Article originally published in the Philadelphia Business Journal on March 24, 2015
Recently I had a great customer experience at the Apple store on Walnut Street in Philadelphia – one that I would rate as the gold standard for any business that wants to create a competitive advantage.
I had purchased an iPhone 6 for my wife online, and wanted to buy her a protective case for her new phone. When I entered the store, I was greeted by Apple specialist Carol Rabuck, who after personally showing me available phone case choices, asked if I would be interested in trying Apple Pay to purchase the case. She set up my own iPhone 6 to do so.
After Rabuck showed me how to enable a number of features on my iPhone, I left the store with a feeling that I was treated with patience and respect, and that she was genuinely interested in helping me. Whenever I call Apple for tech support, my customer experience is the same as my experience with Rabuck. I get to speak to someone on the phone at Apple who cares, understands the issue I am calling about and effectively addresses it in a timely manner. This is a much more satisfying experience than when I call for tech support help for my PC laptop.

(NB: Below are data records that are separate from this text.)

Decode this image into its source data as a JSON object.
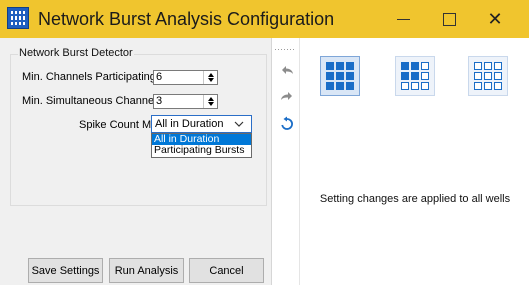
{
  "window": {
    "title": "Network Burst Analysis Configuration",
    "minimize_icon": "minimize-icon",
    "maximize_icon": "maximize-icon",
    "close_label": "✕"
  },
  "detector": {
    "legend": "Network Burst Detector",
    "min_channels_label": "Min. Channels Participating:",
    "min_channels_value": "6",
    "min_simultaneous_label": "Min. Simultaneous Channels:",
    "min_simultaneous_value": "3",
    "spike_mode_label": "Spike Count Mode:",
    "spike_mode_value": "All in Duration",
    "spike_mode_options": [
      "All in Duration",
      "Participating Bursts"
    ],
    "spike_mode_selected_index": 0
  },
  "buttons": {
    "save": "Save Settings",
    "run": "Run Analysis",
    "cancel": "Cancel"
  },
  "toolbar": {
    "icons": [
      "undo-icon",
      "redo-icon",
      "reset-icon"
    ]
  },
  "layouts": {
    "icons": [
      "plate-filled-layout-icon",
      "plate-mixed-layout-icon",
      "plate-outline-layout-icon"
    ]
  },
  "info": {
    "message": "Setting changes are applied to all wells"
  },
  "colors": {
    "titlebar": "#f0c52e",
    "accent": "#0078d7",
    "well_blue": "#1a6dc7"
  }
}
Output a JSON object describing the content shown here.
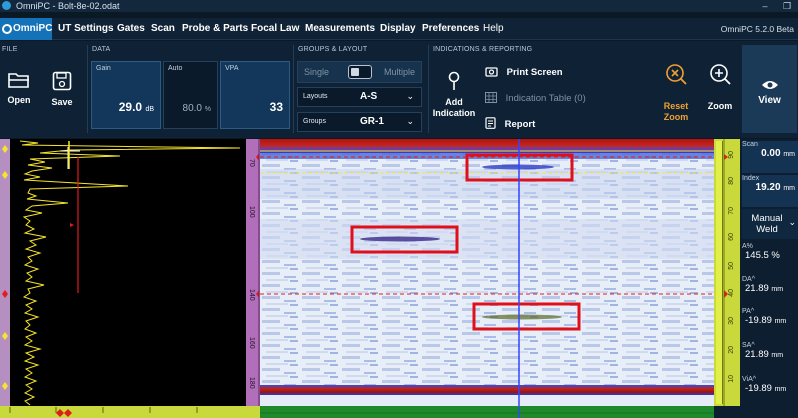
{
  "titlebar": {
    "title": "OmniPC - Bolt-8e-02.odat",
    "minimize": "–",
    "restore": "❐"
  },
  "menu": {
    "brand": "OmniPC",
    "items": [
      "UT Settings",
      "Gates",
      "Scan",
      "Probe & Parts",
      "Focal Law",
      "Measurements",
      "Display",
      "Preferences",
      "Help"
    ],
    "version": "OmniPC 5.2.0 Beta"
  },
  "ribbon": {
    "file": {
      "label": "FILE",
      "open": "Open",
      "save": "Save"
    },
    "data": {
      "label": "DATA",
      "gain": {
        "label": "Gain",
        "value": "29.0",
        "unit": "dB"
      },
      "auto": {
        "label": "Auto",
        "value": "80.0",
        "unit": "%"
      },
      "vpa": {
        "label": "VPA",
        "value": "33"
      }
    },
    "groups_layout": {
      "label": "GROUPS & LAYOUT",
      "single": "Single",
      "multiple": "Multiple",
      "layouts": {
        "label": "Layouts",
        "value": "A-S"
      },
      "groups": {
        "label": "Groups",
        "value": "GR-1"
      }
    },
    "indications": {
      "label": "INDICATIONS & REPORTING",
      "add": "Add Indication",
      "print": "Print Screen",
      "table": "Indication Table (0)",
      "report": "Report"
    },
    "reset_zoom": "Reset Zoom",
    "zoom": "Zoom",
    "view": "View"
  },
  "colors": {
    "accent": "#1473b8",
    "reset": "#f0a030",
    "ruler": "#c9d83a",
    "highlight_box": "#e0101a",
    "cursor": "#3344ff"
  },
  "depth_labels": [
    "70",
    "100",
    "140",
    "160",
    "170",
    "180"
  ],
  "right_ruler_labels": [
    "90",
    "80",
    "70",
    "60",
    "50",
    "40",
    "30",
    "20",
    "10"
  ],
  "readouts": {
    "scan": {
      "label": "Scan",
      "value": "0.00",
      "unit": "mm"
    },
    "index": {
      "label": "Index",
      "value": "19.20",
      "unit": "mm"
    },
    "mode": {
      "value": "Manual Weld"
    },
    "a_pct": {
      "label": "A%",
      "value": "145.5 %"
    },
    "da": {
      "label": "DA^",
      "value": "21.89",
      "unit": "mm"
    },
    "pa": {
      "label": "PA^",
      "value": "-19.89",
      "unit": "mm"
    },
    "sa": {
      "label": "SA^",
      "value": "21.89",
      "unit": "mm"
    },
    "via": {
      "label": "ViA^",
      "value": "-19.89",
      "unit": "mm"
    }
  }
}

The leadership at Apple recognizes that their products and service are customer service intensive. In addition to being in the core business of providing personal computers and mobile communication devices, Apple is also in the core business of providing a great customer experience. Their goal is preeminence. They get it right. Other companies in customer service intensive businesses do not.